• **About this exercise**
A verbatim reprint of the records below is what this exercise asks for.

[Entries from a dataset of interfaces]
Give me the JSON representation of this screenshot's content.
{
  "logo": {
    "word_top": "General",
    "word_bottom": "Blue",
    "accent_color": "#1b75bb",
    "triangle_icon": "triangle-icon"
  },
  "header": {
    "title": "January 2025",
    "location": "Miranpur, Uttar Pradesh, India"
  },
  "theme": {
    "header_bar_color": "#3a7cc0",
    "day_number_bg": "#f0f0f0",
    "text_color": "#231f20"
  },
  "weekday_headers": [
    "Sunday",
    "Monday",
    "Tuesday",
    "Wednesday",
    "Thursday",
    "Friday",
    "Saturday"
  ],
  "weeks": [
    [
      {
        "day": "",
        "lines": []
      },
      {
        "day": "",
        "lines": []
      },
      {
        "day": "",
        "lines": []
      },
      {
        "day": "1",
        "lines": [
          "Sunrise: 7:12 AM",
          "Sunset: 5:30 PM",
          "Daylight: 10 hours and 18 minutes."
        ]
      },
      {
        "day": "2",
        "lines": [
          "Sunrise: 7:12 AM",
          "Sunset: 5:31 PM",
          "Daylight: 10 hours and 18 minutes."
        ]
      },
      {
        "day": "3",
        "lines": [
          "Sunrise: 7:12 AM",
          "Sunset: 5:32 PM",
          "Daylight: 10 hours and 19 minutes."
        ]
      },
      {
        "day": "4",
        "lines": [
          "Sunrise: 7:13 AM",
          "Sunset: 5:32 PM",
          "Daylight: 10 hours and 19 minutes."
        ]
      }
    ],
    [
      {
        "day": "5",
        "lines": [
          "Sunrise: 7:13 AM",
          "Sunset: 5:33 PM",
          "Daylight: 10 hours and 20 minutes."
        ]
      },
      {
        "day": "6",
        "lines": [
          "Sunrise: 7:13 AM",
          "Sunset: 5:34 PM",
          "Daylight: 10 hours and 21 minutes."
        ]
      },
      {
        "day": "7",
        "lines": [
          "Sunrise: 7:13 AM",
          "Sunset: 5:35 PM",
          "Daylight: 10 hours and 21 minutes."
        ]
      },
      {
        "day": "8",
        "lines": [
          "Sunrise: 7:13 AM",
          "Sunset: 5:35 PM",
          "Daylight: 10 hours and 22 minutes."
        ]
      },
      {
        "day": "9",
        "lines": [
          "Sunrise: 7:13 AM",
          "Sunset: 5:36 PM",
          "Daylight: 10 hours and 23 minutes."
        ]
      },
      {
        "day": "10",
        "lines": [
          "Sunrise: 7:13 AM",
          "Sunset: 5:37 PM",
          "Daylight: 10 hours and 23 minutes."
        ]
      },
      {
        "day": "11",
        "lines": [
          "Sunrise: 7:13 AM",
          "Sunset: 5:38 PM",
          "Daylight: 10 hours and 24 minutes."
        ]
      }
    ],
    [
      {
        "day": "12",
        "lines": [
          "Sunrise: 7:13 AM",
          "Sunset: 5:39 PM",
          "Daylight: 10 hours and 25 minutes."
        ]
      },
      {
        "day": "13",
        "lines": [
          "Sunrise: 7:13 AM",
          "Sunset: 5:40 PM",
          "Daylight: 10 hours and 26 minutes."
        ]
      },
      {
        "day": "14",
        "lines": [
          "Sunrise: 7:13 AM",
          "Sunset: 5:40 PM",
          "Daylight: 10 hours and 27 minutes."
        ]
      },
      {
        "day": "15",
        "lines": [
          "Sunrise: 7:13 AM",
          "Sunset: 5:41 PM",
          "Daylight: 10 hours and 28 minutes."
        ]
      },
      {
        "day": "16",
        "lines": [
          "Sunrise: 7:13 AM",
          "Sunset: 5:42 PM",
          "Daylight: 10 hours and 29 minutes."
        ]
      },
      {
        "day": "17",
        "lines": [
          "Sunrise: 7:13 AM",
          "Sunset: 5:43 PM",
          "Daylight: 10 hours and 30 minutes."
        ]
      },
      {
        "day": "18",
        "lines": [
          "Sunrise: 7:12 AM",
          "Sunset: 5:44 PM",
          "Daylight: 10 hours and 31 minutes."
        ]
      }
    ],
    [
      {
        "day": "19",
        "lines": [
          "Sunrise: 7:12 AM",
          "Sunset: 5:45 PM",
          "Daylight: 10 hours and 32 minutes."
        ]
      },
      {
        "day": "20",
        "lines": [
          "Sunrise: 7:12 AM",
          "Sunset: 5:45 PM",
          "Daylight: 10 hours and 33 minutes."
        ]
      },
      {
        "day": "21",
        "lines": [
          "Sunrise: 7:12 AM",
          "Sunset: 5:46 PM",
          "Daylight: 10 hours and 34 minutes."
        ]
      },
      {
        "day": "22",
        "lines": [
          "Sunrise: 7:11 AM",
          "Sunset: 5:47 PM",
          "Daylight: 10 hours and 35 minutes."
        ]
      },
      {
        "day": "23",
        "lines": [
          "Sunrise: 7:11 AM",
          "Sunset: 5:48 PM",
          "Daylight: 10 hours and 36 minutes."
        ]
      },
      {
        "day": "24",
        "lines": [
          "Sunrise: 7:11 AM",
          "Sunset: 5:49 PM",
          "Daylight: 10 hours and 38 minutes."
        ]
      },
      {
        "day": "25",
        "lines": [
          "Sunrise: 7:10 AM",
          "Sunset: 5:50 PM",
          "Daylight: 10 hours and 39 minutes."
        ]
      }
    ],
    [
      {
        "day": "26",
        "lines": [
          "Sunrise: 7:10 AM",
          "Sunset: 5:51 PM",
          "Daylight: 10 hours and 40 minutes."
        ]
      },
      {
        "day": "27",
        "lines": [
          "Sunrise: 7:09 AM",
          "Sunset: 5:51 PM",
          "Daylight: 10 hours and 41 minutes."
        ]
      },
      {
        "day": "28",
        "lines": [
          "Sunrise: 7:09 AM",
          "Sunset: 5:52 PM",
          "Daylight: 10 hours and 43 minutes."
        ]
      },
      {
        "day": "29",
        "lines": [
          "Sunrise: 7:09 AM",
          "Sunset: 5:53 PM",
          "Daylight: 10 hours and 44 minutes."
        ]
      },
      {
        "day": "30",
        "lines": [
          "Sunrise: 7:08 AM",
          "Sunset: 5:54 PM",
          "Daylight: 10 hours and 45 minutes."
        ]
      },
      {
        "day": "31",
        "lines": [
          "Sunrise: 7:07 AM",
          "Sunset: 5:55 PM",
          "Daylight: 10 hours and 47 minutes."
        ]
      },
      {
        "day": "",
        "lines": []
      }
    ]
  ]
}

• **Answer to this task**
Give me the JSON representation of this screenshot's content.
{
  "logo": {
    "word_top": "General",
    "word_bottom": "Blue",
    "accent_color": "#1b75bb",
    "triangle_icon": "triangle-icon"
  },
  "header": {
    "title": "January 2025",
    "location": "Miranpur, Uttar Pradesh, India"
  },
  "theme": {
    "header_bar_color": "#3a7cc0",
    "day_number_bg": "#f0f0f0",
    "text_color": "#231f20"
  },
  "weekday_headers": [
    "Sunday",
    "Monday",
    "Tuesday",
    "Wednesday",
    "Thursday",
    "Friday",
    "Saturday"
  ],
  "weeks": [
    [
      {
        "day": "",
        "lines": []
      },
      {
        "day": "",
        "lines": []
      },
      {
        "day": "",
        "lines": []
      },
      {
        "day": "1",
        "lines": [
          "Sunrise: 7:12 AM",
          "Sunset: 5:30 PM",
          "Daylight: 10 hours and 18 minutes."
        ]
      },
      {
        "day": "2",
        "lines": [
          "Sunrise: 7:12 AM",
          "Sunset: 5:31 PM",
          "Daylight: 10 hours and 18 minutes."
        ]
      },
      {
        "day": "3",
        "lines": [
          "Sunrise: 7:12 AM",
          "Sunset: 5:32 PM",
          "Daylight: 10 hours and 19 minutes."
        ]
      },
      {
        "day": "4",
        "lines": [
          "Sunrise: 7:13 AM",
          "Sunset: 5:32 PM",
          "Daylight: 10 hours and 19 minutes."
        ]
      }
    ],
    [
      {
        "day": "5",
        "lines": [
          "Sunrise: 7:13 AM",
          "Sunset: 5:33 PM",
          "Daylight: 10 hours and 20 minutes."
        ]
      },
      {
        "day": "6",
        "lines": [
          "Sunrise: 7:13 AM",
          "Sunset: 5:34 PM",
          "Daylight: 10 hours and 21 minutes."
        ]
      },
      {
        "day": "7",
        "lines": [
          "Sunrise: 7:13 AM",
          "Sunset: 5:35 PM",
          "Daylight: 10 hours and 21 minutes."
        ]
      },
      {
        "day": "8",
        "lines": [
          "Sunrise: 7:13 AM",
          "Sunset: 5:35 PM",
          "Daylight: 10 hours and 22 minutes."
        ]
      },
      {
        "day": "9",
        "lines": [
          "Sunrise: 7:13 AM",
          "Sunset: 5:36 PM",
          "Daylight: 10 hours and 23 minutes."
        ]
      },
      {
        "day": "10",
        "lines": [
          "Sunrise: 7:13 AM",
          "Sunset: 5:37 PM",
          "Daylight: 10 hours and 23 minutes."
        ]
      },
      {
        "day": "11",
        "lines": [
          "Sunrise: 7:13 AM",
          "Sunset: 5:38 PM",
          "Daylight: 10 hours and 24 minutes."
        ]
      }
    ],
    [
      {
        "day": "12",
        "lines": [
          "Sunrise: 7:13 AM",
          "Sunset: 5:39 PM",
          "Daylight: 10 hours and 25 minutes."
        ]
      },
      {
        "day": "13",
        "lines": [
          "Sunrise: 7:13 AM",
          "Sunset: 5:40 PM",
          "Daylight: 10 hours and 26 minutes."
        ]
      },
      {
        "day": "14",
        "lines": [
          "Sunrise: 7:13 AM",
          "Sunset: 5:40 PM",
          "Daylight: 10 hours and 27 minutes."
        ]
      },
      {
        "day": "15",
        "lines": [
          "Sunrise: 7:13 AM",
          "Sunset: 5:41 PM",
          "Daylight: 10 hours and 28 minutes."
        ]
      },
      {
        "day": "16",
        "lines": [
          "Sunrise: 7:13 AM",
          "Sunset: 5:42 PM",
          "Daylight: 10 hours and 29 minutes."
        ]
      },
      {
        "day": "17",
        "lines": [
          "Sunrise: 7:13 AM",
          "Sunset: 5:43 PM",
          "Daylight: 10 hours and 30 minutes."
        ]
      },
      {
        "day": "18",
        "lines": [
          "Sunrise: 7:12 AM",
          "Sunset: 5:44 PM",
          "Daylight: 10 hours and 31 minutes."
        ]
      }
    ],
    [
      {
        "day": "19",
        "lines": [
          "Sunrise: 7:12 AM",
          "Sunset: 5:45 PM",
          "Daylight: 10 hours and 32 minutes."
        ]
      },
      {
        "day": "20",
        "lines": [
          "Sunrise: 7:12 AM",
          "Sunset: 5:45 PM",
          "Daylight: 10 hours and 33 minutes."
        ]
      },
      {
        "day": "21",
        "lines": [
          "Sunrise: 7:12 AM",
          "Sunset: 5:46 PM",
          "Daylight: 10 hours and 34 minutes."
        ]
      },
      {
        "day": "22",
        "lines": [
          "Sunrise: 7:11 AM",
          "Sunset: 5:47 PM",
          "Daylight: 10 hours and 35 minutes."
        ]
      },
      {
        "day": "23",
        "lines": [
          "Sunrise: 7:11 AM",
          "Sunset: 5:48 PM",
          "Daylight: 10 hours and 36 minutes."
        ]
      },
      {
        "day": "24",
        "lines": [
          "Sunrise: 7:11 AM",
          "Sunset: 5:49 PM",
          "Daylight: 10 hours and 38 minutes."
        ]
      },
      {
        "day": "25",
        "lines": [
          "Sunrise: 7:10 AM",
          "Sunset: 5:50 PM",
          "Daylight: 10 hours and 39 minutes."
        ]
      }
    ],
    [
      {
        "day": "26",
        "lines": [
          "Sunrise: 7:10 AM",
          "Sunset: 5:51 PM",
          "Daylight: 10 hours and 40 minutes."
        ]
      },
      {
        "day": "27",
        "lines": [
          "Sunrise: 7:09 AM",
          "Sunset: 5:51 PM",
          "Daylight: 10 hours and 41 minutes."
        ]
      },
      {
        "day": "28",
        "lines": [
          "Sunrise: 7:09 AM",
          "Sunset: 5:52 PM",
          "Daylight: 10 hours and 43 minutes."
        ]
      },
      {
        "day": "29",
        "lines": [
          "Sunrise: 7:09 AM",
          "Sunset: 5:53 PM",
          "Daylight: 10 hours and 44 minutes."
        ]
      },
      {
        "day": "30",
        "lines": [
          "Sunrise: 7:08 AM",
          "Sunset: 5:54 PM",
          "Daylight: 10 hours and 45 minutes."
        ]
      },
      {
        "day": "31",
        "lines": [
          "Sunrise: 7:07 AM",
          "Sunset: 5:55 PM",
          "Daylight: 10 hours and 47 minutes."
        ]
      },
      {
        "day": "",
        "lines": []
      }
    ]
  ]
}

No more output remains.